Task description:
Repeat every line of the data exactly; no picture belongs in the copy.

^^^^^^^^^^^^^^^^

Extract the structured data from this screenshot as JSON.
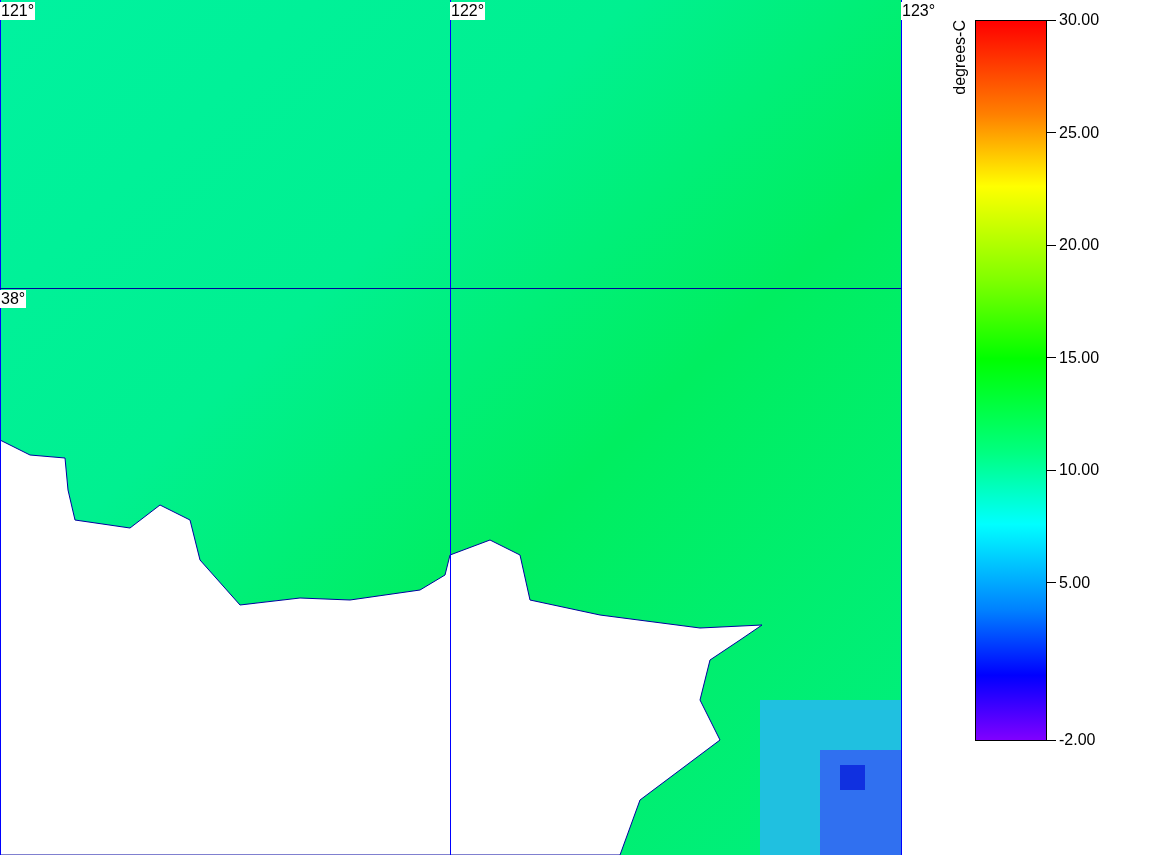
{
  "map": {
    "longitude_labels": [
      "121°",
      "122°",
      "123°"
    ],
    "latitude_labels": [
      "38°"
    ]
  },
  "colorbar": {
    "title": "degrees-C",
    "ticks": [
      "30.00",
      "25.00",
      "20.00",
      "15.00",
      "10.00",
      "5.00",
      "-2.00"
    ]
  }
}
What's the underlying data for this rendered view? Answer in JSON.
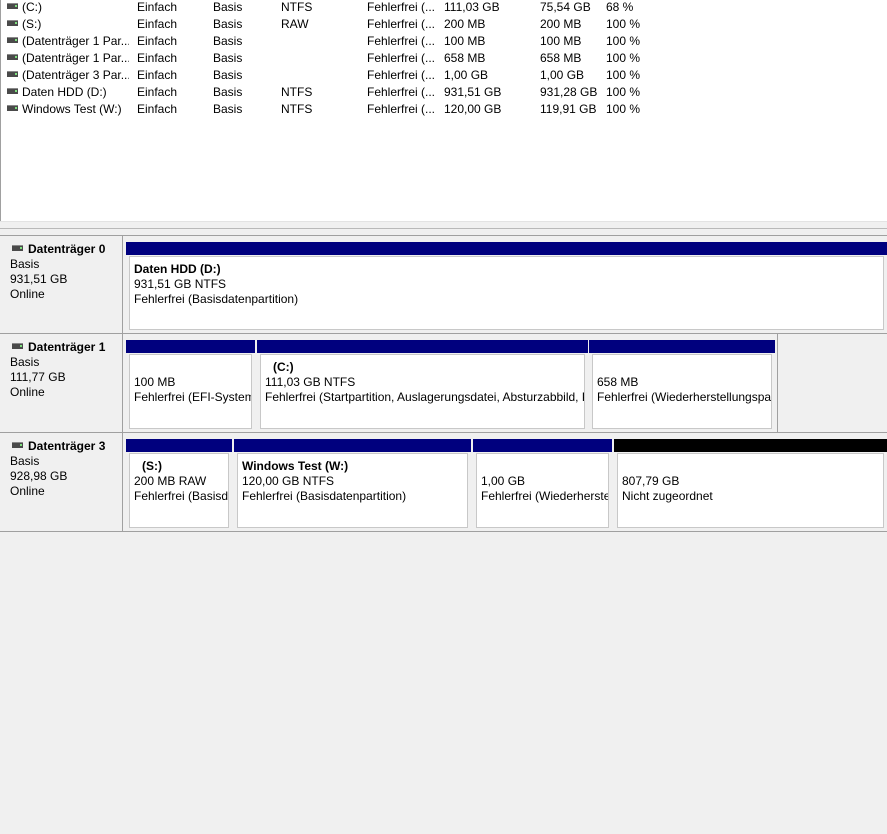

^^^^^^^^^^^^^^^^

Response:
Extract the structured data from this screenshot as JSON.
{
  "map": {
    "longitude_labels": [
      "121°",
      "122°",
      "123°"
    ],
    "latitude_labels": [
      "38°"
    ]
  },
  "colorbar": {
    "title": "degrees-C",
    "ticks": [
      "30.00",
      "25.00",
      "20.00",
      "15.00",
      "10.00",
      "5.00",
      "-2.00"
    ]
  }
}
What's the underlying data for this rendered view? Answer in JSON.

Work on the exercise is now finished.